# Exercise prompt
Give back every record exactly as it reads.

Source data
┌────────

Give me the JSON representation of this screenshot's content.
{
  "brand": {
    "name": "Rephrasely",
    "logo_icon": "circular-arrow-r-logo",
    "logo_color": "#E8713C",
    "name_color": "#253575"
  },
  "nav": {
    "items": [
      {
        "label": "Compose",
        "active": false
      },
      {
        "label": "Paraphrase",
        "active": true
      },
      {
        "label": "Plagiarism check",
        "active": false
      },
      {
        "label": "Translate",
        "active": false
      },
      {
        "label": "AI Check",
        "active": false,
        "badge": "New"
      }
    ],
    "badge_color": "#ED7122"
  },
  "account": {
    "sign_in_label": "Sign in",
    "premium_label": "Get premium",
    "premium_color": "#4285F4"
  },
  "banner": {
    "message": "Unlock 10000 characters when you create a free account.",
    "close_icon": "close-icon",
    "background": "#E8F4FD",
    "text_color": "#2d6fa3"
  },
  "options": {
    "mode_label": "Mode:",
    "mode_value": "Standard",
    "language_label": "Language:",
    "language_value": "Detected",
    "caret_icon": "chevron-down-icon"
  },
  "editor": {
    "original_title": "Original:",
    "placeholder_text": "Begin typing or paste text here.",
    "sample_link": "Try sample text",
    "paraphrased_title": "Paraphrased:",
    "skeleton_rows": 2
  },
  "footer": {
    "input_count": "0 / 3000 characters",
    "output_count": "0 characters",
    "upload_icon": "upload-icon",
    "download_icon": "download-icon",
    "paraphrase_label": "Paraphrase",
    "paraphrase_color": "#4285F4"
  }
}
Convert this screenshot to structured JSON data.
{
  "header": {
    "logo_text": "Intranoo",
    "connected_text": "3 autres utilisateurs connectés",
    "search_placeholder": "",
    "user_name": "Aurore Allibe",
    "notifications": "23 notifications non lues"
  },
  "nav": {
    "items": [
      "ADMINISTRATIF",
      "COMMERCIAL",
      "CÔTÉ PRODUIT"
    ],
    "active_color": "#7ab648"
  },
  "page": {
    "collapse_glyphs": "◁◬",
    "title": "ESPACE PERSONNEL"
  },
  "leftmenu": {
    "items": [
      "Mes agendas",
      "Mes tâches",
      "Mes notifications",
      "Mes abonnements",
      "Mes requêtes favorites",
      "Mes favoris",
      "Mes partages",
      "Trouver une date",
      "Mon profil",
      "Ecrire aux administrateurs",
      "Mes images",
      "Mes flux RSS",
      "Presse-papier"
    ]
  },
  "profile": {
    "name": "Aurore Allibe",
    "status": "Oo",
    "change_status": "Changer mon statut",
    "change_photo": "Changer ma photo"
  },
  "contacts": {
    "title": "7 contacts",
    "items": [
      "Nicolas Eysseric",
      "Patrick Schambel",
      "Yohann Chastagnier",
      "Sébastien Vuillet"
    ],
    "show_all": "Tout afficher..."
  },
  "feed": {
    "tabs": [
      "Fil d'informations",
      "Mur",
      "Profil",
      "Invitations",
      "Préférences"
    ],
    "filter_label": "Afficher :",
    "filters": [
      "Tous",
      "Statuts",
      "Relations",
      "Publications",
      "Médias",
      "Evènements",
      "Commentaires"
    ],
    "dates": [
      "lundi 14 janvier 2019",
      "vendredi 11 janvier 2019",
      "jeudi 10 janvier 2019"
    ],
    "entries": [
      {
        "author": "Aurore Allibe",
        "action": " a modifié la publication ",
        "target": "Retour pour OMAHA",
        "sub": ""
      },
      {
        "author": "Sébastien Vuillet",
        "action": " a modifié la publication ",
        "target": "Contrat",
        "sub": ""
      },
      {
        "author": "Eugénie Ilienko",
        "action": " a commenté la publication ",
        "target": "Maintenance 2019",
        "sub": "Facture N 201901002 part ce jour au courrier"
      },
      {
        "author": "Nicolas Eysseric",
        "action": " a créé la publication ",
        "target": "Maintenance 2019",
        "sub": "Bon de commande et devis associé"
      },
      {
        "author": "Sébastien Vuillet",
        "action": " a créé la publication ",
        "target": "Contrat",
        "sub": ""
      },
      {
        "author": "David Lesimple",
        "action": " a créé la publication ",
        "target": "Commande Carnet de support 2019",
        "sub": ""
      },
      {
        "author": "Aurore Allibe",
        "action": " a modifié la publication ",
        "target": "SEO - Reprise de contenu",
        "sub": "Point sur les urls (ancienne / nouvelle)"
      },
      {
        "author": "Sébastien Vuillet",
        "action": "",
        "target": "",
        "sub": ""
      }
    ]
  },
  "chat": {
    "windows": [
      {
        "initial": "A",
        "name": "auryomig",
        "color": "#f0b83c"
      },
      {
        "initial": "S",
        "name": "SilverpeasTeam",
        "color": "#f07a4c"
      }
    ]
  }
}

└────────

# Response for this exercise
Give me the JSON representation of this screenshot's content.
{
  "brand": {
    "name": "Rephrasely",
    "logo_icon": "circular-arrow-r-logo",
    "logo_color": "#E8713C",
    "name_color": "#253575"
  },
  "nav": {
    "items": [
      {
        "label": "Compose",
        "active": false
      },
      {
        "label": "Paraphrase",
        "active": true
      },
      {
        "label": "Plagiarism check",
        "active": false
      },
      {
        "label": "Translate",
        "active": false
      },
      {
        "label": "AI Check",
        "active": false,
        "badge": "New"
      }
    ],
    "badge_color": "#ED7122"
  },
  "account": {
    "sign_in_label": "Sign in",
    "premium_label": "Get premium",
    "premium_color": "#4285F4"
  },
  "banner": {
    "message": "Unlock 10000 characters when you create a free account.",
    "close_icon": "close-icon",
    "background": "#E8F4FD",
    "text_color": "#2d6fa3"
  },
  "options": {
    "mode_label": "Mode:",
    "mode_value": "Standard",
    "language_label": "Language:",
    "language_value": "Detected",
    "caret_icon": "chevron-down-icon"
  },
  "editor": {
    "original_title": "Original:",
    "placeholder_text": "Begin typing or paste text here.",
    "sample_link": "Try sample text",
    "paraphrased_title": "Paraphrased:",
    "skeleton_rows": 2
  },
  "footer": {
    "input_count": "0 / 3000 characters",
    "output_count": "0 characters",
    "upload_icon": "upload-icon",
    "download_icon": "download-icon",
    "paraphrase_label": "Paraphrase",
    "paraphrase_color": "#4285F4"
  }
}
Convert this screenshot to structured JSON data.
{
  "header": {
    "logo_text": "Intranoo",
    "connected_text": "3 autres utilisateurs connectés",
    "search_placeholder": "",
    "user_name": "Aurore Allibe",
    "notifications": "23 notifications non lues"
  },
  "nav": {
    "items": [
      "ADMINISTRATIF",
      "COMMERCIAL",
      "CÔTÉ PRODUIT"
    ],
    "active_color": "#7ab648"
  },
  "page": {
    "collapse_glyphs": "◁◬",
    "title": "ESPACE PERSONNEL"
  },
  "leftmenu": {
    "items": [
      "Mes agendas",
      "Mes tâches",
      "Mes notifications",
      "Mes abonnements",
      "Mes requêtes favorites",
      "Mes favoris",
      "Mes partages",
      "Trouver une date",
      "Mon profil",
      "Ecrire aux administrateurs",
      "Mes images",
      "Mes flux RSS",
      "Presse-papier"
    ]
  },
  "profile": {
    "name": "Aurore Allibe",
    "status": "Oo",
    "change_status": "Changer mon statut",
    "change_photo": "Changer ma photo"
  },
  "contacts": {
    "title": "7 contacts",
    "items": [
      "Nicolas Eysseric",
      "Patrick Schambel",
      "Yohann Chastagnier",
      "Sébastien Vuillet"
    ],
    "show_all": "Tout afficher..."
  },
  "feed": {
    "tabs": [
      "Fil d'informations",
      "Mur",
      "Profil",
      "Invitations",
      "Préférences"
    ],
    "filter_label": "Afficher :",
    "filters": [
      "Tous",
      "Statuts",
      "Relations",
      "Publications",
      "Médias",
      "Evènements",
      "Commentaires"
    ],
    "dates": [
      "lundi 14 janvier 2019",
      "vendredi 11 janvier 2019",
      "jeudi 10 janvier 2019"
    ],
    "entries": [
      {
        "author": "Aurore Allibe",
        "action": " a modifié la publication ",
        "target": "Retour pour OMAHA",
        "sub": ""
      },
      {
        "author": "Sébastien Vuillet",
        "action": " a modifié la publication ",
        "target": "Contrat",
        "sub": ""
      },
      {
        "author": "Eugénie Ilienko",
        "action": " a commenté la publication ",
        "target": "Maintenance 2019",
        "sub": "Facture N 201901002 part ce jour au courrier"
      },
      {
        "author": "Nicolas Eysseric",
        "action": " a créé la publication ",
        "target": "Maintenance 2019",
        "sub": "Bon de commande et devis associé"
      },
      {
        "author": "Sébastien Vuillet",
        "action": " a créé la publication ",
        "target": "Contrat",
        "sub": ""
      },
      {
        "author": "David Lesimple",
        "action": " a créé la publication ",
        "target": "Commande Carnet de support 2019",
        "sub": ""
      },
      {
        "author": "Aurore Allibe",
        "action": " a modifié la publication ",
        "target": "SEO - Reprise de contenu",
        "sub": "Point sur les urls (ancienne / nouvelle)"
      },
      {
        "author": "Sébastien Vuillet",
        "action": "",
        "target": "",
        "sub": ""
      }
    ]
  },
  "chat": {
    "windows": [
      {
        "initial": "A",
        "name": "auryomig",
        "color": "#f0b83c"
      },
      {
        "initial": "S",
        "name": "SilverpeasTeam",
        "color": "#f07a4c"
      }
    ]
  }
}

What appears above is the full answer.